Grassy weeds include crabgrass. They are differentiated from broadleaf weeds in that they have a leaf blade similar in shape to a turfgrass plant; long, slender, and pointed.
Crabgrass is a problem because you cannot kill it selectively. In other words, the same herbicide that kills crabgrass also kills the turfgrass plants around it.
Crabgrass is an annual weed. If you have crabgrass in your lawn it will die over the winter. Before it dies the plant produces seeds which are deposited in the soil. Those seeds germinate the following spring to produce the next crop of crabgrass.
The appropriate weed control strategy for grassy weeds is to apply a "pre-emergent" herbicide in the early spring. This chemical kills the seedling plants as they germinate but before they emerge from the soil, thus the name "pre-emergent". Follow the instructions on the herbicide to determine the latest application date. In the northern tier of states a convenient reminder is the appearance of yellow flowers on the forsythia bush. After that date, it is too late to apply pre-emergent herbicide.
When deciding whether you should apply crabgrass preventer, ask yourself "did I have crabgrass last summer?" If the answer is "yes", you have crabgrass seeds in your soil and need to apply a pre-emergent herbicide. If the answer is "no", you have no seeds and do not need the herbicide. Remember, never apply a herbicide unnecessarily.
Standard pre-emergent crabgrass preventer also kills turfgrass seedlings, so you can't plant new seed that spring. Siduron is the trade name of an alternative pre-emergent crabgrass killer that does not kill turfgrass seeds. Use Siduron only if you need to control crabgrass and plant new seed at the same time.

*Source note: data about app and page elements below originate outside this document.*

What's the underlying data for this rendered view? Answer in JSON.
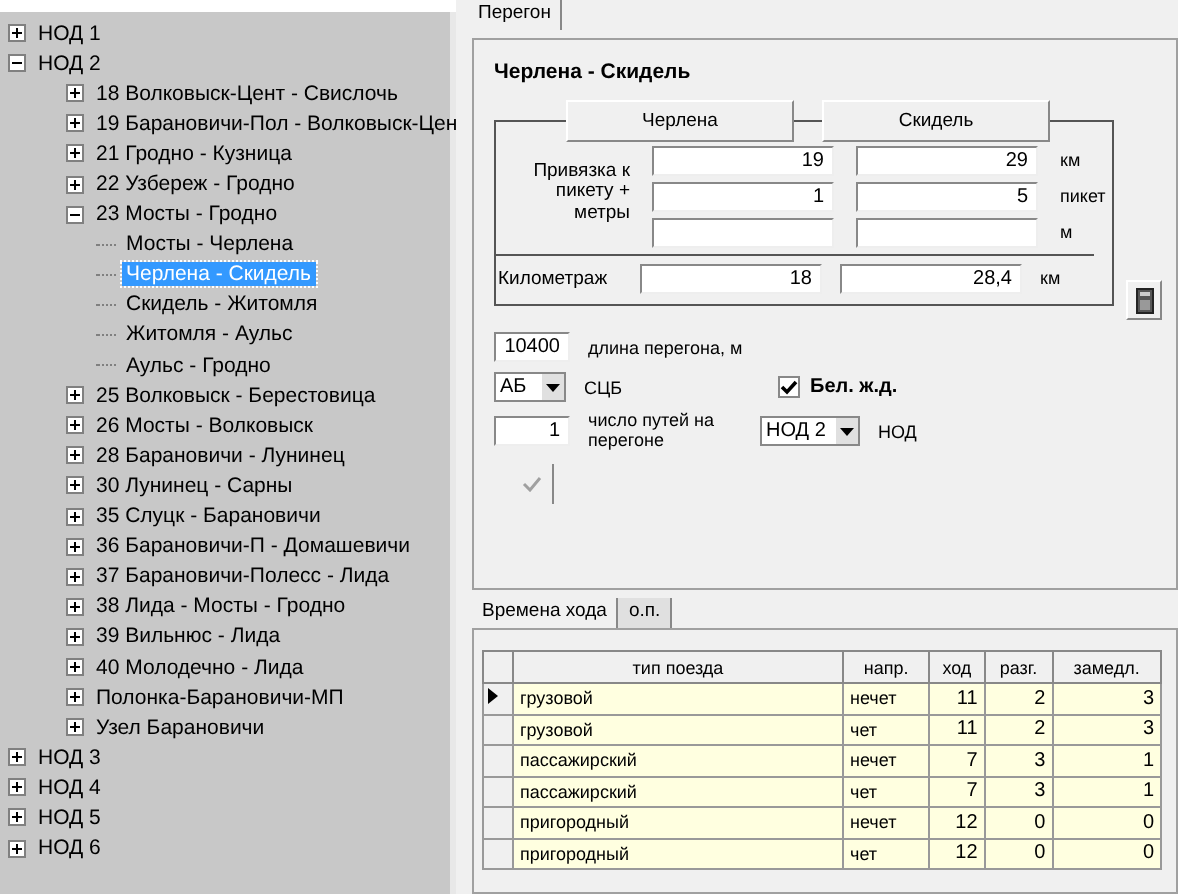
{
  "tree": [
    {
      "label": "НОД 1",
      "expanded": false,
      "selected": false
    },
    {
      "label": "НОД 2",
      "expanded": true,
      "selected": false,
      "children": [
        {
          "label": "18 Волковыск-Цент - Свислочь",
          "expanded": false,
          "selected": false
        },
        {
          "label": "19 Барановичи-Пол - Волковыск-Цен",
          "expanded": false,
          "selected": false
        },
        {
          "label": "21 Гродно - Кузница",
          "expanded": false,
          "selected": false
        },
        {
          "label": "22 Узбереж - Гродно",
          "expanded": false,
          "selected": false
        },
        {
          "label": "23 Мосты - Гродно",
          "expanded": true,
          "selected": false,
          "children": [
            {
              "label": "Мосты - Черлена",
              "selected": false
            },
            {
              "label": "Черлена - Скидель",
              "selected": true
            },
            {
              "label": "Скидель - Житомля",
              "selected": false
            },
            {
              "label": "Житомля - Аульс",
              "selected": false
            },
            {
              "label": "Аульс - Гродно",
              "selected": false
            }
          ]
        },
        {
          "label": "25 Волковыск - Берестовица",
          "expanded": false,
          "selected": false
        },
        {
          "label": "26 Мосты - Волковыск",
          "expanded": false,
          "selected": false
        },
        {
          "label": "28 Барановичи - Лунинец",
          "expanded": false,
          "selected": false
        },
        {
          "label": "30 Лунинец - Сарны",
          "expanded": false,
          "selected": false
        },
        {
          "label": "35 Слуцк - Барановичи",
          "expanded": false,
          "selected": false
        },
        {
          "label": "36 Барановичи-П - Домашевичи",
          "expanded": false,
          "selected": false
        },
        {
          "label": "37 Барановичи-Полесс - Лида",
          "expanded": false,
          "selected": false
        },
        {
          "label": "38 Лида - Мосты - Гродно",
          "expanded": false,
          "selected": false
        },
        {
          "label": "39 Вильнюс - Лида",
          "expanded": false,
          "selected": false
        },
        {
          "label": "40 Молодечно - Лида",
          "expanded": false,
          "selected": false
        },
        {
          "label": "Полонка-Барановичи-МП",
          "expanded": false,
          "selected": false
        },
        {
          "label": "Узел Барановичи",
          "expanded": false,
          "selected": false
        }
      ]
    },
    {
      "label": "НОД 3",
      "expanded": false,
      "selected": false
    },
    {
      "label": "НОД 4",
      "expanded": false,
      "selected": false
    },
    {
      "label": "НОД 5",
      "expanded": false,
      "selected": false
    },
    {
      "label": "НОД 6",
      "expanded": false,
      "selected": false
    }
  ],
  "tabs": [
    {
      "label": "Перегон",
      "selected": true
    }
  ],
  "section": {
    "title": "Черлена - Скидель",
    "stations": [
      "Черлена",
      "Скидель"
    ],
    "binding_label": "Привязка к пикету + метры",
    "binding_rows": [
      {
        "from": "19",
        "to": "29",
        "unit": "км"
      },
      {
        "from": "1",
        "to": "5",
        "unit": "пикет"
      },
      {
        "unit": "м"
      }
    ],
    "km_row": {
      "label": "Километраж",
      "from": "18",
      "to": "28,4",
      "unit": "км"
    },
    "length": {
      "value": "10400",
      "label": "длина перегона, м"
    },
    "scb": {
      "value": "АБ",
      "label": "СЦБ"
    },
    "bel_zd": {
      "label": "Бел. ж.д.",
      "checked": true
    },
    "tracks": {
      "value": "1",
      "label": "число путей на перегоне"
    },
    "nod": {
      "value": "НОД 2",
      "label": "НОД"
    }
  },
  "subtabs": [
    {
      "label": "Времена хода",
      "selected": true
    },
    {
      "label": "о.п.",
      "selected": false
    }
  ],
  "table": {
    "columns": [
      "тип поезда",
      "напр.",
      "ход",
      "разг.",
      "замедл."
    ],
    "rows": [
      {
        "cells": [
          "грузовой",
          "нечет",
          "11",
          "2",
          "3"
        ],
        "current": true
      },
      {
        "cells": [
          "грузовой",
          "чет",
          "11",
          "2",
          "3"
        ],
        "current": false
      },
      {
        "cells": [
          "пассажирский",
          "нечет",
          "7",
          "3",
          "1"
        ],
        "current": false
      },
      {
        "cells": [
          "пассажирский",
          "чет",
          "7",
          "3",
          "1"
        ],
        "current": false
      },
      {
        "cells": [
          "пригородный",
          "нечет",
          "12",
          "0",
          "0"
        ],
        "current": false
      },
      {
        "cells": [
          "пригородный",
          "чет",
          "12",
          "0",
          "0"
        ],
        "current": false
      }
    ]
  }
}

The primary insect pest in cool season turfgrass is grubs, which are the larval stage of the Japanese beetle. Grubs kill turfgrass by eating the roots of the plant, particularly in the late spring and early summer when the grubs are largest, just before they become Japanese beetles around July 4.
Japanese beetles have a very short life span. They typically infest shrubs and also can be found in round masses of beetles on your lawn.

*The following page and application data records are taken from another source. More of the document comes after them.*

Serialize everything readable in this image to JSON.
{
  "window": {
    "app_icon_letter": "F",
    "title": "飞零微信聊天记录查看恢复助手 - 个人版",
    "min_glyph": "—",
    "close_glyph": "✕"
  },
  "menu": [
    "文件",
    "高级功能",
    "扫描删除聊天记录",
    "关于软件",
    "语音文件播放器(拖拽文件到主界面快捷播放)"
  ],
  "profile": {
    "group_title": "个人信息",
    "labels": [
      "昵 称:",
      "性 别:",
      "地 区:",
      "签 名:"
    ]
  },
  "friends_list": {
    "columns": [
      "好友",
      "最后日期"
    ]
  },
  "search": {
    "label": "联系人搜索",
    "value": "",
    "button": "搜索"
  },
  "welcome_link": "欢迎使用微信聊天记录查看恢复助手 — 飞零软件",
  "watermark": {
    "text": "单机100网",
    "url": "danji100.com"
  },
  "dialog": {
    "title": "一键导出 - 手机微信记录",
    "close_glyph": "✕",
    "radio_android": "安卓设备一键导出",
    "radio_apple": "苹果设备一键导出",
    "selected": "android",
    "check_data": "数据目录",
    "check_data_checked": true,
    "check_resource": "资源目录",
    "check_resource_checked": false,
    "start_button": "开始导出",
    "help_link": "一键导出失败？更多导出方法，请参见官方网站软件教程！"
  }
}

Before they die, beetles lay eggs in the soil which become grubs to produce the next year's beetle population.
The best time to control grubs is in August, just after the adults lay eggs. The eggs are small, located near the surface, and very vulnerable to the insecticide. You can also kill grubs in the late spring, but the larvae are deeper in the soil and much larger and thus less vulnerable to the insecticide. Also mature grubs have already done damage to the root structure of your lawn by then.
Grub Ex is a common brand name for Japanese beetle grub control insecticide.
Another, less damaging turf insect is the chinch bug which feeds on the above ground portion of the turfgrass plant. Chinch bugs are naturally controlled by endophytes, which are living organisms in the leaf tissue of most improved tall fescue, perennial rygrass and fine fescue plants.
A new insect threat to turfgrass in the Northeast US is the crane fly whose laval stage is sometimes called the leather jacket. This insect will devour the roots of a lawn if the grub population is allowed to grow unchecked. The crane fly adult is very distinctive, so if you see them in the summer, be aware of the need to spray for grubs that fall or the following spring. Check with cooperative extension for insecticide recommendations.
This completes the program for maintaining a truly superior lawn. You began by planting the best available grass seed. If you follow the simple steps described here, your lawn is bound to be the envy of the neighborhood.